Minister of culture Evangelos Venizelos says: "We have an obligation to implement a new kind of post-industrial, post-modern economic and social strategy. For Greece, this is not only a historical and cultural argument, but also an economic and financial one because of our tourism and manufacturing strategies." The minister emphasises the massive contribution made by Greece's 3,000-year-old history to European culture. At no time since the modern Games were revived in Athens in the late 19th century has the country had the opportunity to restate the event's true cultural values of peace and sportsmanship than in the run up to and during Athens 2004. "
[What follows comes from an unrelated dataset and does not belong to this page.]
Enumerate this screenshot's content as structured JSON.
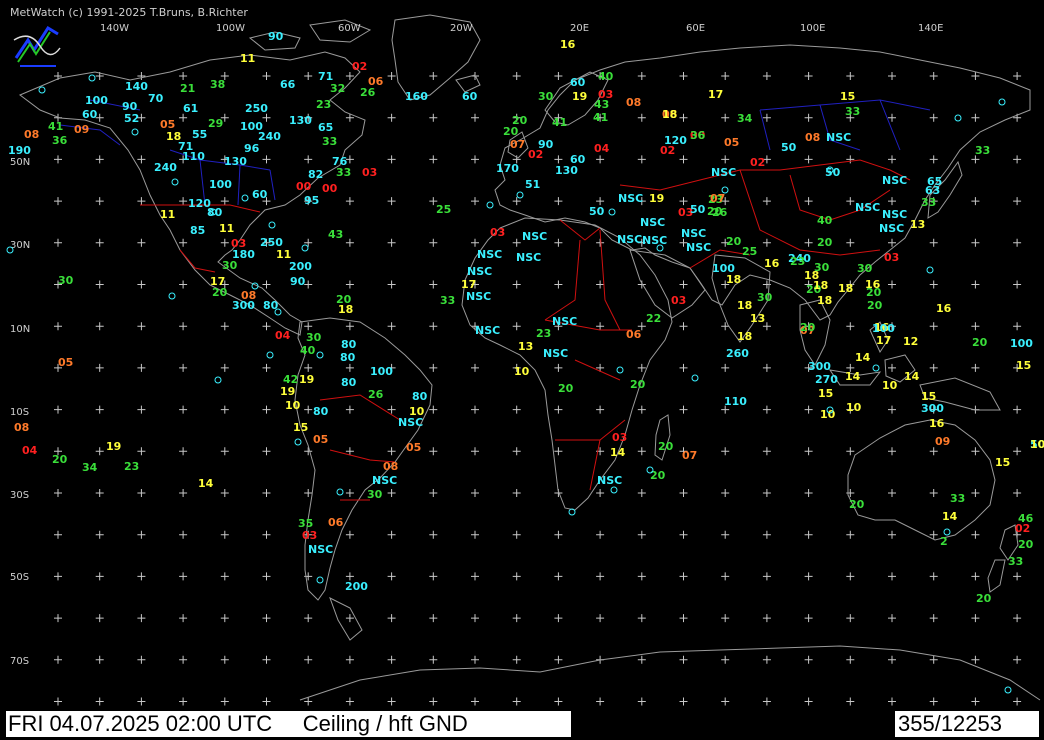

We have a double obligation," explains Professor Venizelos. "We must prepare a perfect Olympics and promote the authenticity of the Games. We have the capability to organise this ideological and moral renovation of the Games around the world. This is a vital point for the International Olympic Committee and public opinion." The tourism authorities are also keen to emulate the success of the Barcelona Games, which sent visitor numbers soaring. Mayor of Athens Dimitris Avramopoulos says: "The Olympics will have a direct positive impact on our economy, culture and tourism. The city of Athens will be different, but we will fully respect its culture, its local colour and its traditions. We are creating new infrastructure, restoring old buildings and squares, and reviving commercial life. This is attracting business and encouraging investment. Given the dramatic changes in southeast Europe, Athens is a stable centre for business in the region as a whole."